▶
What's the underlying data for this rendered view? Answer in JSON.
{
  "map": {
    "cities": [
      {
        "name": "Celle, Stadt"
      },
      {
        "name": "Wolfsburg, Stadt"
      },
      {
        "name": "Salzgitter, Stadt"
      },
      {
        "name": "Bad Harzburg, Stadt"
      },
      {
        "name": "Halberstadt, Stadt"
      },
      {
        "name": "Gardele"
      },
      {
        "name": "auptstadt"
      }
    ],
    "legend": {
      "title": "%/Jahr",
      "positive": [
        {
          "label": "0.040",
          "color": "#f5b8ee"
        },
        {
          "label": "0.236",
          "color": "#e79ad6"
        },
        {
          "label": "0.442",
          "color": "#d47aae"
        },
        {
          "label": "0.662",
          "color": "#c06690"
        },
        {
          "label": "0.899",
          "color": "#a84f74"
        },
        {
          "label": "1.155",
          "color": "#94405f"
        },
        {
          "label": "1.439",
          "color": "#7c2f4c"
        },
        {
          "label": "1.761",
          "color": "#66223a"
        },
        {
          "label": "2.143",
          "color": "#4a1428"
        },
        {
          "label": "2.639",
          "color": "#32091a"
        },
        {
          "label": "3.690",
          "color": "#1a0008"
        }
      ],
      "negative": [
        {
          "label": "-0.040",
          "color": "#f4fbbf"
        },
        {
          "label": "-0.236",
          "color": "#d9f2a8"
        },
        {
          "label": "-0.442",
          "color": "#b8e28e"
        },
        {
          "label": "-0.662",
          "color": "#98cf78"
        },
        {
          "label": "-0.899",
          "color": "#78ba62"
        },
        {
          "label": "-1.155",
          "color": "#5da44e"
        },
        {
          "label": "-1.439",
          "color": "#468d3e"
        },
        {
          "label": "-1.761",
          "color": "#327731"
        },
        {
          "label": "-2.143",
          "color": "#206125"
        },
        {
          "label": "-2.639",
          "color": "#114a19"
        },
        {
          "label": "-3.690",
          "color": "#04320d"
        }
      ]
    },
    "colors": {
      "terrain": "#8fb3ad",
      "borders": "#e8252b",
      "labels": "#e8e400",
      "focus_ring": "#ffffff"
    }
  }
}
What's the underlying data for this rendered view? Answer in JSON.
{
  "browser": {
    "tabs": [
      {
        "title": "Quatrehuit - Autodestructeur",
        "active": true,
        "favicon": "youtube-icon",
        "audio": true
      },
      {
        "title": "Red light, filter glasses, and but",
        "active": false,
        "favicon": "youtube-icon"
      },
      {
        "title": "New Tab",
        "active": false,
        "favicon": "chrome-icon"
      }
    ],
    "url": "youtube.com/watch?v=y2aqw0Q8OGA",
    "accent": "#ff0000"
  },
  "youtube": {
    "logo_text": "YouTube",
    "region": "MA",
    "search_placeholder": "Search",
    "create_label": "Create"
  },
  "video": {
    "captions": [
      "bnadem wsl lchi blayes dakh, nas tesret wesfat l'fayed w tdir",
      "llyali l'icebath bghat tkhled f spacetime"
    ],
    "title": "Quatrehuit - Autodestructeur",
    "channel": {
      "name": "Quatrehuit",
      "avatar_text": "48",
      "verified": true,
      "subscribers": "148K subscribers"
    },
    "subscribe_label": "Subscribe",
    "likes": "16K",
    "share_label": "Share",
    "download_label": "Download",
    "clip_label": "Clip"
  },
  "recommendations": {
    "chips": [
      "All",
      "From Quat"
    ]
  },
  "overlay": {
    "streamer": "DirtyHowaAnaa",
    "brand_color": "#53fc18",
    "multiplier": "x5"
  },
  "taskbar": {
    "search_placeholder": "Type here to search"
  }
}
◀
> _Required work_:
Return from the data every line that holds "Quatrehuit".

> _Answer below_:
        "title": "Quatrehuit - Autodestructeur",
    "title": "Quatrehuit - Autodestructeur",
      "name": "Quatrehuit",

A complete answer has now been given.